Brixpix, an artist in Florida who works in 3D!
"I started as one of 4 siblings, all dabbling in one type of art or another. Being the youngest it seemed like I was always competing in a land of superior artists. My father, too was a great painter and mentor. After graduating college in 1978 with a degree in Graphic Design, I moved to Los Angeles to seek my future in the arts. Somehow, I took a wrong turn and wound up in the customer service machine for a good 24 years. All major players: Xerox, Capital One, Time Warner. In 2004 I was rescued by Bic Graphic USA where I continue to work in the art department to this day. I have been a freelance illustrator, painter and toy designer. I have successfully shown at the Art Center of St Petersburg, Florida and currently show at both the Hard Rock Store in Tampa, Florida as well as the Creative Native Gallery in Tampa, Florida."

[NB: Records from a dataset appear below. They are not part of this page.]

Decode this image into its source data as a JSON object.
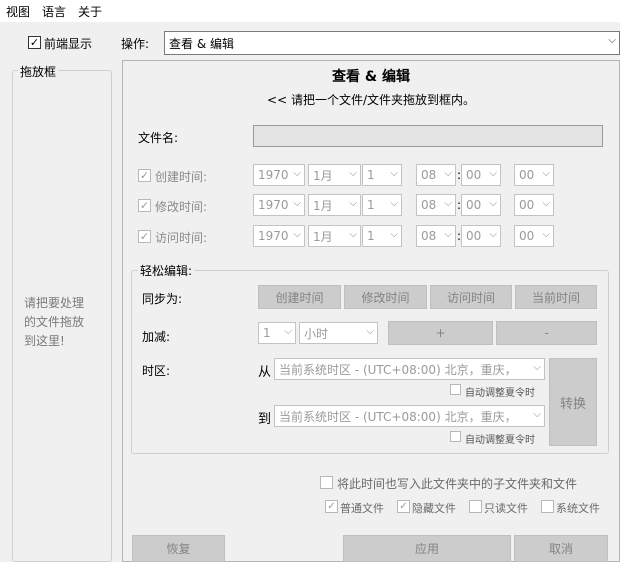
{
  "menu": {
    "view": "视图",
    "language": "语言",
    "about": "关于"
  },
  "top": {
    "front_check_label": "前端显示",
    "op_label": "操作:",
    "op_value": "查看 & 编辑"
  },
  "sidebar": {
    "title": "拖放框",
    "drop_hint_lines": [
      "请把要处理",
      "的文件拖放",
      "到这里!"
    ]
  },
  "main": {
    "title": "查看 & 编辑",
    "subtitle": "<< 请把一个文件/文件夹拖放到框内。",
    "filename_label": "文件名:",
    "filename_value": "",
    "times": [
      {
        "label": "创建时间:",
        "year": "1970",
        "month": "1月",
        "day": "1",
        "hour": "08",
        "minute": "00",
        "second": "00"
      },
      {
        "label": "修改时间:",
        "year": "1970",
        "month": "1月",
        "day": "1",
        "hour": "08",
        "minute": "00",
        "second": "00"
      },
      {
        "label": "访问时间:",
        "year": "1970",
        "month": "1月",
        "day": "1",
        "hour": "08",
        "minute": "00",
        "second": "00"
      }
    ],
    "time_sep": ":"
  },
  "easy": {
    "title": "轻松编辑:",
    "sync_label": "同步为:",
    "sync_buttons": [
      "创建时间",
      "修改时间",
      "访问时间",
      "当前时间"
    ],
    "adjust_label": "加减:",
    "adjust_amount": "1",
    "adjust_unit": "小时",
    "plus": "+",
    "minus": "-",
    "tz_label": "时区:",
    "from_label": "从",
    "to_label": "到",
    "tz_from": "当前系统时区 - (UTC+08:00) 北京，重庆，",
    "tz_to": "当前系统时区 - (UTC+08:00) 北京，重庆，",
    "dst_label": "自动调整夏令时",
    "convert": "转换"
  },
  "options": {
    "subfolders": "将此时间也写入此文件夹中的子文件夹和文件",
    "normal": "普通文件",
    "hidden": "隐藏文件",
    "readonly": "只读文件",
    "system": "系统文件"
  },
  "footer": {
    "restore": "恢复",
    "apply": "应用",
    "cancel": "取消"
  }
}
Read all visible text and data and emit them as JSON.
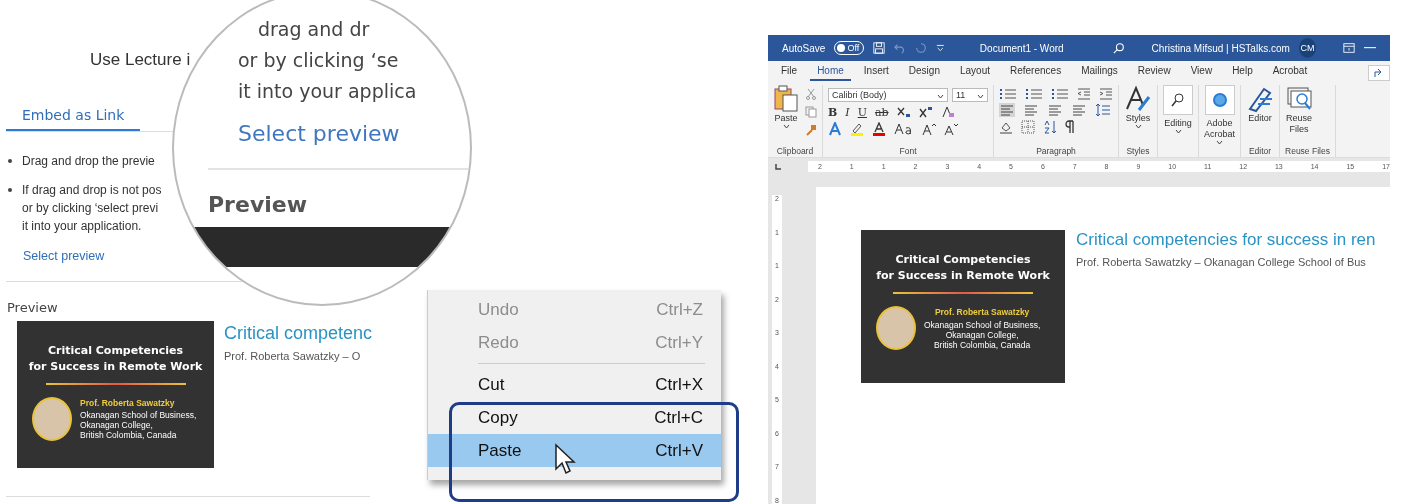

How or why did you start working dimensionally?
Back in 2006 a coworker of mine introduced me to munnys as a viable "canvas" and I quickly found the perfect meld of illustration and paint. I didn't have much experience with the new medium, but soon entered my 1st munny contest (Munnyshow2 at Uberbot Winter Park, Fl on 7/8/06). I came in second place out of 140 contestants. The experience reminded me of my artistic roots. I have to say there and then art was no longer a hobby. It became an obsession. In working hard and raising a family, you forget your roots. I rediscovered mine.
What or who has influenced the way you work?
I'd have to say that from an early age, I have been influenced by Robert Crumb, grand daddy of underground comics. Being born in the 50's I have a unique perspective of the art on and before that time. It was realistic, detailed, linear. I love the details in art. I don't care how long a piece takes to make. It's finished when it's finished. Crumb draws the way he sees. Carrying a sketch pad helps me stay tuned in to what I see, like a camera, but with a creative slant. Currently, I am influenced by modern heroes of the art world. Mark Ryden, Todd Schorr, Gary Baseman and Joe Ledbetter, to name a few.
Please describe your working process.
I like to grow as an artist. So the tools I use today may not necessarily be used on my art tomorrow. I am a big proponent of using 3D art objects that are cast aside at garage sales, giving them a second life. I love vinyl and resin and sculpey. I use prismacolor pencils and a set of Kohinoor rapidographs for inking. Using am angle grinder making wood sculptures lately. I also started painting Coke Cans in the hopes of creating a trend, making them collectable as opposed to recyclable. Portable art, art that can be carried with you, is another niche I am trying to create. No longer imprisoning art to the confines of 4 walls. Toys are the perfect vehicle to get art out. The designer toy market is over 10 years old. Still feels like it's in it's infancy as it has hardly hit the mainstream yet. It's an exciting time to work with other young designers and see their creativity shine.
What do you enjoy most / least about working dimensionally?
As a cartoonist/illustrator, I could only dream of my characters moving in a 3D world. Working dimensionally makes one think differently when approaching the medium. The personality of the character leaps off the toy. Vinyl can be expensive though. I megamunny can run you back $200.00. If designed properly, a good designer can sell the piece for over $1000.00. Urban toy designers started out getting little recognition. This is changing as some established artists are designing toys as a way for most people to afford their work.
All images and content © Brixpix